This is a guest post from Brendan Cruickshank, whom I met through LinkedIn. I enjoyed some of his other posts. And now here’s one on networking…
It’s a small world. That’s what I find myself thinking almost every day. I constantly meet people who I am very glad to know even when I am just sitting on an airplane. I also make a habit to hand out business cards to most of the people I meet.
Am I job hunting? No, not at the moment. Some of the people I meet may be looking for work and maybe I can help them out. I believe in networking and I just so happen to be a very friendly person. I truly enjoy getting to know new people and staying in touch. In addition to being professionally beneficial, networking has many other perks as well.
1. Not having to feel like a stranger in a strange land
I travel a lot. I meet people from all around the world. What is incredible is that wherever I go, no matter what city or state I travel to, chances are that someone in my network lives there. I feel as though I have someone to turn to whether I need to know where to go to get a good meal or if I need someone to explain the city subway system to me.
In some cases, friends I originally met on an airplane have gotten together with me for a cup of coffee a year or two later when I wound up back in their city. Sometimes friends from my network have invited me over for dinner when I was in town.
It makes me feel as though I am not really a stranger in the city
While that may seem like a simple gesture, it makes me feel as though I am not really a stranger in the city. After all, I’m not sitting alone in a restaurant. I’m enjoying the company of friends and getting to know them better.
I thrilled when the reverse happens and a friend from my network turns up in my city. I enjoy the chance to see the place I call home, the way a stranger would see it. Visitors come with fresh eyes and notice things I walk by every day.
2. Being put in touch with resources that I didn’t know existed
I have had a long and varied work history. I have freelanced and worked as an independent contractor, had one or two part-time jobs, worked full-time, and I’ve found myself temporarily out of work.
My contacts have often let me know about job opportunities at other companies or even possible opportunities at companies not even launched yet!
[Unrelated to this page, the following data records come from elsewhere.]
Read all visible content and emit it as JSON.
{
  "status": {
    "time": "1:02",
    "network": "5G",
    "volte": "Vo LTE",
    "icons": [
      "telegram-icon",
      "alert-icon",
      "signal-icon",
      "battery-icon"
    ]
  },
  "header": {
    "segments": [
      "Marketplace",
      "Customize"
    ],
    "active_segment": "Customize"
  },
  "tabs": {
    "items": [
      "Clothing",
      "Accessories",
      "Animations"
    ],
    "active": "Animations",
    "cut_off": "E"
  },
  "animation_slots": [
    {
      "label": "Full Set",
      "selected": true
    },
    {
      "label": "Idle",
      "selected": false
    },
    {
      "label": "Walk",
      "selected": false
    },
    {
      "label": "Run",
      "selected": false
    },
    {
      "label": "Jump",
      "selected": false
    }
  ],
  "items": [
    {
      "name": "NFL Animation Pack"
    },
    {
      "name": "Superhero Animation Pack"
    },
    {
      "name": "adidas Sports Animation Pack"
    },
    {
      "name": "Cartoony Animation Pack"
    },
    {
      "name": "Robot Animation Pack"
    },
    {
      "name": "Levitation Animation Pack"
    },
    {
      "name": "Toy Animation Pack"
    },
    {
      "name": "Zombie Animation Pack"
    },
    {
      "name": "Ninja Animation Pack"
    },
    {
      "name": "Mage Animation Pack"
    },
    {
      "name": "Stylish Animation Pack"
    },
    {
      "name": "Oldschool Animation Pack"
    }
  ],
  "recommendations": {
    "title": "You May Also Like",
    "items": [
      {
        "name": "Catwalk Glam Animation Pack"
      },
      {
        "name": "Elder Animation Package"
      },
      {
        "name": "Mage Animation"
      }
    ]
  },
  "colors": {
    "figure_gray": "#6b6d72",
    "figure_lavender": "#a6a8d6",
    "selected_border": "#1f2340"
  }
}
Having a wide base of contacts in my industry has meant even when I am not actively looking for work, I find that if I have a problem people in my network are a wonderful source of information. They point me in the direction of resources I was previously unaware of. They let me know about new technology emerging in my field. They also tap their own data centers – their own memories based on their personal experiences with similar issues – and advise me based on their experience.
It’s almost like having a personal mentor, only I have a village full of personal mentors
It’s almost like having a personal mentor, only I have a village full of personal mentors. With several mentors in every time zone, there is usually someone out there who I can bounce an idea off, even when I am pulling an all-nighter to catch up on work. It may be midnight for me, but only eight p.m. for my Alaska or Hawaii friends, who are happy to talk to me.
My network of work-related contacts doesn’t only point me in the direction of work-related information, either. When one of my kids is sick, my network may have a doctor to refer. They email me their favorite jokes and they get to know my personal interests, as I do with them. Knowing I am a news hound, for example, friends will send me links to news magazines they think I may not know of, or to podcasts that they think will be a good fit with my interests. I’ve discovered some of my favorite publications and podcasts this way (plus, its a great relief during a strenuous work day).
3. Emotional support during stressful times
Some of my contacts have become really close friends – probably because we were looking for work, with our confidence hurting, at about the same time. We got into the habit of checking in with each other several times a week to see how things were going.
When things are going well, we cheer each other on. When things are going badly, we commiserate. That sounds like a simple thing my support network could easily handle. Though my personal network could handle it, it is not as validating to be cheered on by friends and family (who I happen to know think the world of me no matter what I do!) as it is to be cheered on by my professional peers, whose opinions (sorry, Mom!) I respect much more when it comes to work advice.
4. There is more than one way to do things
When I chat with people in my network, often I find that they approach the same challenges in a different way than I do. They structure their days differently, organize their work differently, and prioritize their work differently. Which way is better?
It doesn’t really matter. The fact is that when I talk to people about how they handle the same tasks, we both benefit. We learn things from each other. One of my work contacts turned me on to the GTD (Getting Things Done) productivity system, which I followed religiously for quite some time.
Networking is Fun
Still, the biggest benefit to networking, in my opinion, is that it’s fun. I like to talk to people, I like to make friends, and I like to keep in touch. After all, what’s the drawback? If worst comes to worst, I’ll end up spending a fortune on holiday greeting cards.
Vice President of Client Services, JuJu.com
FURTHER READING ON NETWORKING
- Don’t Listen to Your Mother. Talk to Strangers at Networking
- Building a Relationship? Give Options for BOTH Coffee and Lunch
- Why “What do you do?” is So Important
- Your Handshake Should Not be Noticeable. Ever.
- Business is Personal – 3 Tips to Accelerate Relationship Building with Small Talk
Photography Source: Photos.com